Tucker is an Appalachian Circle Dance. It was published by Cecil Sharp & Maud Karpeles in 1918 in The Country Dance Book (Part 5). It is a Custom dance. It is a multipart dance. The minor set lasts 48 bars.
The Kentucky Running Set is the name Sharp gave to a style of dancing he found in the Southern Appalachians when he visited in 1917. The locals called the dances square dances even though they were often danced in large circles. Sharp, however, describes squares, and this is an attempt to follow his description.
Old Dan Tucker is an old American Country Dance. The earliest source I've found for it is in the Unique Dancing Call Book by Charles Link, Rochester, NY. 1893. In most version I've seen Tucker tries to join the set in a grand right and left, but this version has Tucker slipping in while people are doing the hand turns.
At the conclusion of the Running Set it is customary to dance Tucker, a variant of the well-known children's singing game, The Jolly Miller, as follows:
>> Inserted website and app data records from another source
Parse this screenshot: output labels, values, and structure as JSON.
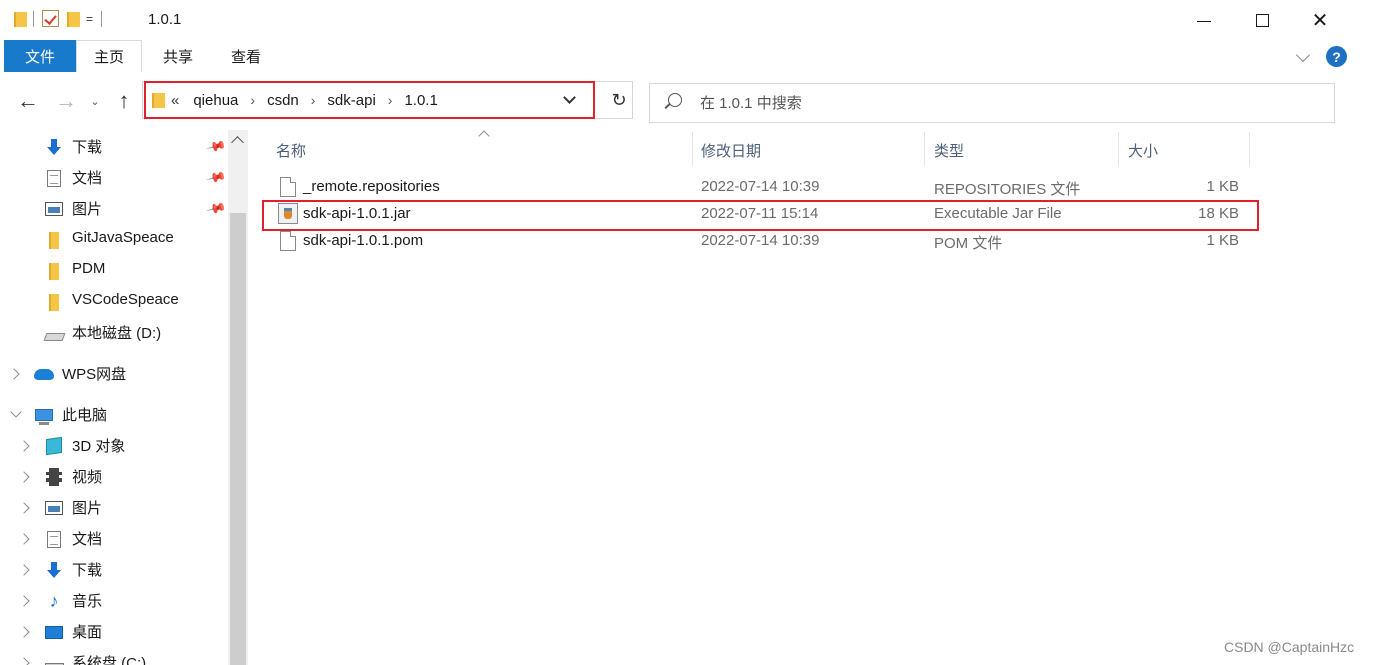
{
  "window": {
    "title": "1.0.1",
    "qa_dropdown": "=",
    "minimize_label": "",
    "close_glyph": "✕"
  },
  "ribbon": {
    "tabs": [
      "文件",
      "主页",
      "共享",
      "查看"
    ],
    "help": "?"
  },
  "nav": {
    "back": "←",
    "forward": "→",
    "recent": "⌄",
    "up": "↑"
  },
  "address": {
    "overflow": "«",
    "separator": "›",
    "crumbs": [
      "qiehua",
      "csdn",
      "sdk-api",
      "1.0.1"
    ],
    "refresh": "↻"
  },
  "search": {
    "placeholder": "在 1.0.1 中搜索"
  },
  "sidebar": {
    "quick_access": [
      {
        "label": "下载",
        "icon": "download-icon",
        "pinned": true
      },
      {
        "label": "文档",
        "icon": "document-icon",
        "pinned": true
      },
      {
        "label": "图片",
        "icon": "picture-icon",
        "pinned": true
      },
      {
        "label": "GitJavaSpeace",
        "icon": "folder-icon",
        "pinned": false
      },
      {
        "label": "PDM",
        "icon": "folder-icon",
        "pinned": false
      },
      {
        "label": "VSCodeSpeace",
        "icon": "folder-icon",
        "pinned": false
      },
      {
        "label": "本地磁盘 (D:)",
        "icon": "drive-icon",
        "pinned": false
      }
    ],
    "wps": {
      "label": "WPS网盘",
      "icon": "cloud-icon"
    },
    "this_pc": {
      "label": "此电脑",
      "icon": "computer-icon"
    },
    "pc_items": [
      {
        "label": "3D 对象",
        "icon": "3d-objects-icon"
      },
      {
        "label": "视频",
        "icon": "video-icon"
      },
      {
        "label": "图片",
        "icon": "picture-icon"
      },
      {
        "label": "文档",
        "icon": "document-icon"
      },
      {
        "label": "下载",
        "icon": "download-icon"
      },
      {
        "label": "音乐",
        "icon": "music-icon"
      },
      {
        "label": "桌面",
        "icon": "desktop-icon"
      },
      {
        "label": "系统盘 (C:)",
        "icon": "system-drive-icon"
      }
    ],
    "pin_glyph": "📌",
    "music_glyph": "♪"
  },
  "files": {
    "columns": [
      "名称",
      "修改日期",
      "类型",
      "大小"
    ],
    "rows": [
      {
        "name": "_remote.repositories",
        "modified": "2022-07-14 10:39",
        "type": "REPOSITORIES 文件",
        "size": "1 KB",
        "icon": "file-icon"
      },
      {
        "name": "sdk-api-1.0.1.jar",
        "modified": "2022-07-11 15:14",
        "type": "Executable Jar File",
        "size": "18 KB",
        "icon": "jar-file-icon"
      },
      {
        "name": "sdk-api-1.0.1.pom",
        "modified": "2022-07-14 10:39",
        "type": "POM 文件",
        "size": "1 KB",
        "icon": "file-icon"
      }
    ]
  },
  "watermark": "CSDN @CaptainHzc",
  "colors": {
    "accent": "#1979ca",
    "highlight": "#e0202a",
    "folder": "#f4c547"
  }
}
A fifth man joins the dancers and stands in the centre of the Set. He is called Tucker.
Hands eight once round.
Men turn their partners half-way round, their contraries half-way round, move forward, rejoin their partners, cross hands with them and dance round counter-clockwise. During the turning movements — i.e., when the dancers are for the moment disengaged—Tucker endeavours to dispossess one of the men of his partner and capture her for himself. If he is successful, the man, whose partner has been stolen, takes his place in the centre and becomes Tucker in the next round.
While the dancers are circling round him, Tucker should dance a hoe-down, or perform any fancy steps that me chooses.
This dance does not have an introduction, nor any of the superstructure of grand and little promenades that the other running set dances do.
The animation plays at 120 counts per minute normally, but the first time through the set the dance will often be slowed down so people can learn the moves more readily. Men are drawn as rectangles, women as ellipses. Each couple is drawn in its own color, however the border of each dancer indicates what role they currently play so the border color may change each time through the minor set.
If you find what you believe to be a mistake in this animation, please leave a comment on youtube explaining what you believe to be wrong. If I agree with you I shall do my best to fix it.
The dance is out of copyright in the US, but I'm not sure of other jurisdictions. My visualization of this dance is copyright © 1863 by George W. Williams V and is released under a Creative Commons Attribution 4.0 International License.
This website is copyright © 2021,2022,2023 by George W. Williams V
My work is licensed under a Creative Commons Attribution 4.0 International License. Most of the dances have more restrictive licensing, see my notes on copyright, the individual dance pages should mention when some rights are waived.